The 2022 NHPA Industry Wide Conferenceco-located at National Hardware Show in Las Vegas, completed last week, offering three days of speakers and panels industry experts and top performing retailers. Attendees came away with many ideas and best practices they can implement in their own businesses, and here we share our top 12 takeaways from the conference in case you missed it.
Uncertainty still dominates our economy. According to Connor Lokar, ITR Economics, Senior Forecaster for ITR Economics, the economy is more uncertain than it has ever been. He cited global events such as the crisis in Ukraine, but said the supply chain and inflation will improve later in 2022.
“We are playing catch-up. This is the year of normalization,” he says. “That’s when the channels become clear – where what we thought was the pre-COVID normal creeps into the conversation as this year goes on. It’s a global deceleration.
Use current shopping trends to your advantage. Mark Herbek, founding partner and executive director of home improvement for Cleveland Research, spoke about the revival of the American dream and homeownership among Gen Z in the wake of the pandemic. He also said brands have never been more important and he expects to see more direct-to-consumer sales.
As a leader, tell your story. NHPA Director of Organizational Development and Consulting Kim Peffley explained how to create innovative solutions to problems in your business by leading by example and being transparent as a leader.
“Admit when you make mistakes and encourage others to be open to making mistakes too because mistakes are opportunities to learn,” she says. “And always learn yourself.”
Invest in your staff. Elliot Greenberg, president and CEO of JC Licht, which now has 50 stores in the Midwest and continues to grow, shared his growth strategy.
“We have a big growth strategy, and people ask why we want to grow so fast and so big,” Greenberg says. “The only way to recruit exceptional people is to promise them advancement, growth and a better life.”
Make your employee experience a priority. Keynote speaker Kevin Hancock, President and CEO of Hancock Lumber Company, shared how to put employees first for more loyal customers and stronger sales and discussed the social and economic benefits of starting a business employee-centric.
“Over time, ‘leaders’ have done more to restrain, direct and control the voices of others than to liberate them,” says Hancock. “The partial loss of my own voice was an invitation to lead differently in a way that empowers the voices of others and creates an employee-centric company where our employees’ workplace experience is our top priority.”
Choose a professional loyalty program that makes sense for your customers.
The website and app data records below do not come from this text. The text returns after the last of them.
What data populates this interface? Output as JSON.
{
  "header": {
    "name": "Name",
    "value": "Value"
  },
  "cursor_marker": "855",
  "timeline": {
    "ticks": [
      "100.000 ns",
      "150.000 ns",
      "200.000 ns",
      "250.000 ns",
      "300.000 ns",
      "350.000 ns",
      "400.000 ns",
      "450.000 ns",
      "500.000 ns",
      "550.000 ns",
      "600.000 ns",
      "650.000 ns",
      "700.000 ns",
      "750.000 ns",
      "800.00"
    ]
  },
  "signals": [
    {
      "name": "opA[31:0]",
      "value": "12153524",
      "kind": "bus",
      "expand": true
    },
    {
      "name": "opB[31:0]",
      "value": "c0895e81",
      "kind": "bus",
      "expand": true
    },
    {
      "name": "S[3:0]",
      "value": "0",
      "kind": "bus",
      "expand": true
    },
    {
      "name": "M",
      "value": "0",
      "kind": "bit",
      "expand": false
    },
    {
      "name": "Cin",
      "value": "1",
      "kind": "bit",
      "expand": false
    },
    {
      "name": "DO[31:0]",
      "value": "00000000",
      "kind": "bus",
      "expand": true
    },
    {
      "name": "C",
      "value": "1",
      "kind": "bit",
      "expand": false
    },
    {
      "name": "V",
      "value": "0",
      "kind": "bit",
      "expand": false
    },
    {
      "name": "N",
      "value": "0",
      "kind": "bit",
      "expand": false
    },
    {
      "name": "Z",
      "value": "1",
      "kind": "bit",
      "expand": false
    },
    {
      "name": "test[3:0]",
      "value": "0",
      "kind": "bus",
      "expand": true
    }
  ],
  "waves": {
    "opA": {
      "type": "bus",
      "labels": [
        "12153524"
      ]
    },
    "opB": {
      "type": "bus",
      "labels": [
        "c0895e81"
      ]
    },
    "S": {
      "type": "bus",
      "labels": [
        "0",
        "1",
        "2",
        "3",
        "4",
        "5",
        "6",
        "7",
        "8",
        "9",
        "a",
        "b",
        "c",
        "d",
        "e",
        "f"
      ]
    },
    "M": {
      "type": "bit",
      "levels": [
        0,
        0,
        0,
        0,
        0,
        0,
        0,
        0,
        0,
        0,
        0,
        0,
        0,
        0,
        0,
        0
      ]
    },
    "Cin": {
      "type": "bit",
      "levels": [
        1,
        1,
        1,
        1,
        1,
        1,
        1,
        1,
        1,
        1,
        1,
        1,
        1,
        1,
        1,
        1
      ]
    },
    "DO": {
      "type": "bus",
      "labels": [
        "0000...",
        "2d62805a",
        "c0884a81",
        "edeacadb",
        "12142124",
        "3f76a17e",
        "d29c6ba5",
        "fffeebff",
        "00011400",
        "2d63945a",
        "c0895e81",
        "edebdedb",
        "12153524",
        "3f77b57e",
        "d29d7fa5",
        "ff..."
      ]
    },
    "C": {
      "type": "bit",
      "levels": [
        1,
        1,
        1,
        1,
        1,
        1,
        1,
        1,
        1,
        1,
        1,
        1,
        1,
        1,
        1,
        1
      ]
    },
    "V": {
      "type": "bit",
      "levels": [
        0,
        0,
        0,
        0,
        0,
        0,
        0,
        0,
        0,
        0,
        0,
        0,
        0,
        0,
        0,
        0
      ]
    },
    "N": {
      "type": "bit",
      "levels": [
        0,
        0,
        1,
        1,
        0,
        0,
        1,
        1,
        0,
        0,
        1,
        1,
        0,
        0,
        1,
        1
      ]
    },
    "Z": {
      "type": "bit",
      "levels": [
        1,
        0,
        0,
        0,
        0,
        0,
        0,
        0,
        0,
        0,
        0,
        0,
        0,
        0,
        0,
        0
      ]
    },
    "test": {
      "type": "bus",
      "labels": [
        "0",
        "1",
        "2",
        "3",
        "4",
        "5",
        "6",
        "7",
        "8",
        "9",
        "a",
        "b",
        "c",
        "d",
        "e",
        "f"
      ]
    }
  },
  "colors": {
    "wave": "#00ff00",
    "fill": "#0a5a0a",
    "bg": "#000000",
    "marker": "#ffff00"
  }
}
Dave Hoglund, Vice President of Buying for Builders, was part of a panel on Professional Customer Loyalty Programs and provided insight and best practices for creating and managing a loyalty program for professional customers. He suggests giving your customers what they want because they’re more likely to participate if you offer rewards that are meaningful to them and are willing to evolve and change your program to better serve your customers.
Tailor recruiting to your company’s core values. NHPA Editor-in-Chief Melanie Moul discussed the hiring strategies retailers are using and succeeding.
“The most successful retailers in the industry run their businesses by specific core values that are part of every organizational decision. From how to solve a customer’s plumbing problem to who to hire, core values offer essential guidance,” says Moul. “You have to ask yourself, ‘Who do we want to work for in our company?’ People who understand the mission of the company and can demonstrate the core values in everything they do.
E-commerce and commerce must be considered together. Farnsworth Group Chairman Grant Farnsworth noted that the separation between e-commerce and commerce no longer exists – almost all customers, whether professional or do-it-yourself, use online platforms to conduct research before purchasing. ‘to buy. “It’s more essential than ever that there is consistency between the digital and in-person worlds,” he says. “Entrepreneurs use more than three sources on average, switching from the manufacturing site to the supplier site before buying.”
Implement technologies that help you connect with customers. Eric Hassett, owner of Hassett Ace Hardware, talked about the technology initiatives he has implemented and how each is aimed at enabling customers to provide even better customer service.
“My philosophy is that I try to find technologies that will help employees work with customers,” Hassett says. “Our brand is first and foremost about service.”
Good customer service starts with good employee training. Rodney Bullion, director of learning and development at TAL Holdings, explains that customer service starts with thorough employee training.
“The more we grew, the more we knew that we had to engage our people and develop them quickly to be as effective as possible, because our people are our greatest asset in delivering a great customer experience,” says Bullion.
Watch out for overtaking. Jim Close, managing partner at Risk Management Services Loss Prevention, discussed the types of technologies loss prevention professionals rely on to combat shrinkage and strategies retailers can use in their own operations. He says it’s crucial to pay attention to surpluses because shortages are a big problem.
“We tend to look for things that are missing. But if you start to see a pattern of surpluses, that’s a red flag,” he says.
Be proud of your work. In the Young Retailer of the Year panel, Cory Rhynehart, minority owner of Milton Hardware & Building Supply, says he loved working in construction, but appreciates how many people he can help as a retailer.
“When I was in construction, I had a task: I could build this terrace or this house. But now, in one week, I can help 15 people to build their terrace and two people to build a house. I am personally proud and owns all these projects.